Be a welcome guest this Christmas…A personal note from Helen.

Festive Seasons are usually marked with back and forth invitations to/from your Relatives’ and Friends’ homes. As a guest, it is important for you and your Children to behave in certain ways, else you may not be invited again. In short, you need to mind your manners…

Some simple rules to being a welcome guest…

 If you have been invited, you need to acknowledge the invitation and state whether you will be coming. Please do not take along more people than have been invited – and if you must, do ask permission first.

 If you decide to visit someone uninvited, do tell them you are coming. Do not show up at someone’s door ‘in the spirit of Christmas’ without first telling them. Do not also tell them when you are already on your way. A two to three day minimum notice is just fine.

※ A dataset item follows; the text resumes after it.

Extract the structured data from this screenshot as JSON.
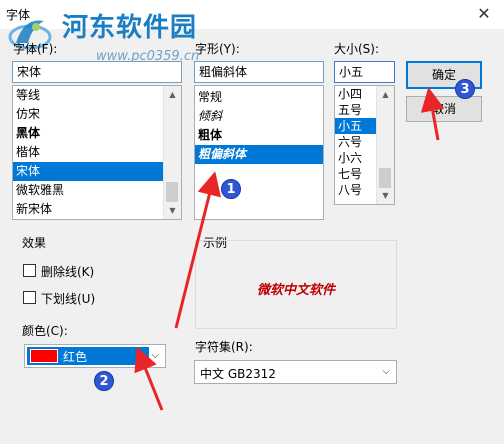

 So now you are headed to your Host’s place…Hmmmm… Please go with a gift clutched very tightly to your bosom. It is a season of give and take after all. Nothing major, but it should be thoughtful. In these parts, examples of thoughtful gifts to arrive with are a Hamper if you can afford it, a bottle of wine (non-alcoholic is preferable unless you know your friend or relative to be someone who’s not embarrassed to show they drink), a full cake or a dozen cupcakes, a bottle of good quality (Wesson) frying oil, already made Chinchin, a little bag of rice, a baaing live goat if you fancy the dramatic, bottled water, ‘soft’ drinks, nicely fried meat (in our suspicious society where most people usually suspect the other is out to get them, or stunt their destiny – whatever that means, please only give already prepared food to those with whom you enjoy a mutually trusting relationship). Of course, I cannot emphasize enough that your gift must be well wrapped/packaged. Remember, your gift is a reflection of you! So, no stale food, no gift which expiry date reads a shelf life of only two weeks remaining, no indigenous broth unless you know the person to like it also, etc. Being thoughtful is key.

 At your Host’s place, do conduct yourself in a responsible manner. You are also responsible for how your children behave. So, do have a little meeting with your precious little ones before you leave home. What will you be telling them? Greet your Hosts audibly with your best smile, respect the traditions of the home you are visiting, say yes, please and no, thank you with a smile and eye contact, do not refuse food but do not ask for it either, do not over indulge – ask for second helpings only if the Host invites you to, do not rummage through the tray looking for the biggest piece of chicken or cake, eat properly, do not pick fights with the Host’s children, etc. The Parents duties? Always keep an eye on what your children are doing, do not discipline, hit, spank, yell at, or abuse your child in Public – have that meeting before you leave home: it helps!

 You and your Children should not roam the Home. If everyone is in the living room downstairs, you should be also. Do not sit in a corner brooding or frowning.

 Do not come to the party with the aim of sharing your personal problems with the other guests or your Host. That is selfish, as you will ruin everyone’s happiness too.

 Offer to help clean and wash up, and let your Host say no.

 Use the toilets in the home with respect. Flush and clean up after yourself and remember to wash your hands.

 Do not overstay your welcome. If your Children get bored and start acting out in ways we know Children do, then it’s time to take your leave. Something really important I also need to share is this – remember there is Life after Christmas. School bills to pay, etc. Keep money aside for those first, before splurging for Christmas. Remember those who do not have a lot of money. They are the only category of people you should give Cash gifts to – Cash should be in a Christmas card or envelope where possible.

From Manners and Grace to you, I say with love, Merry Christmas!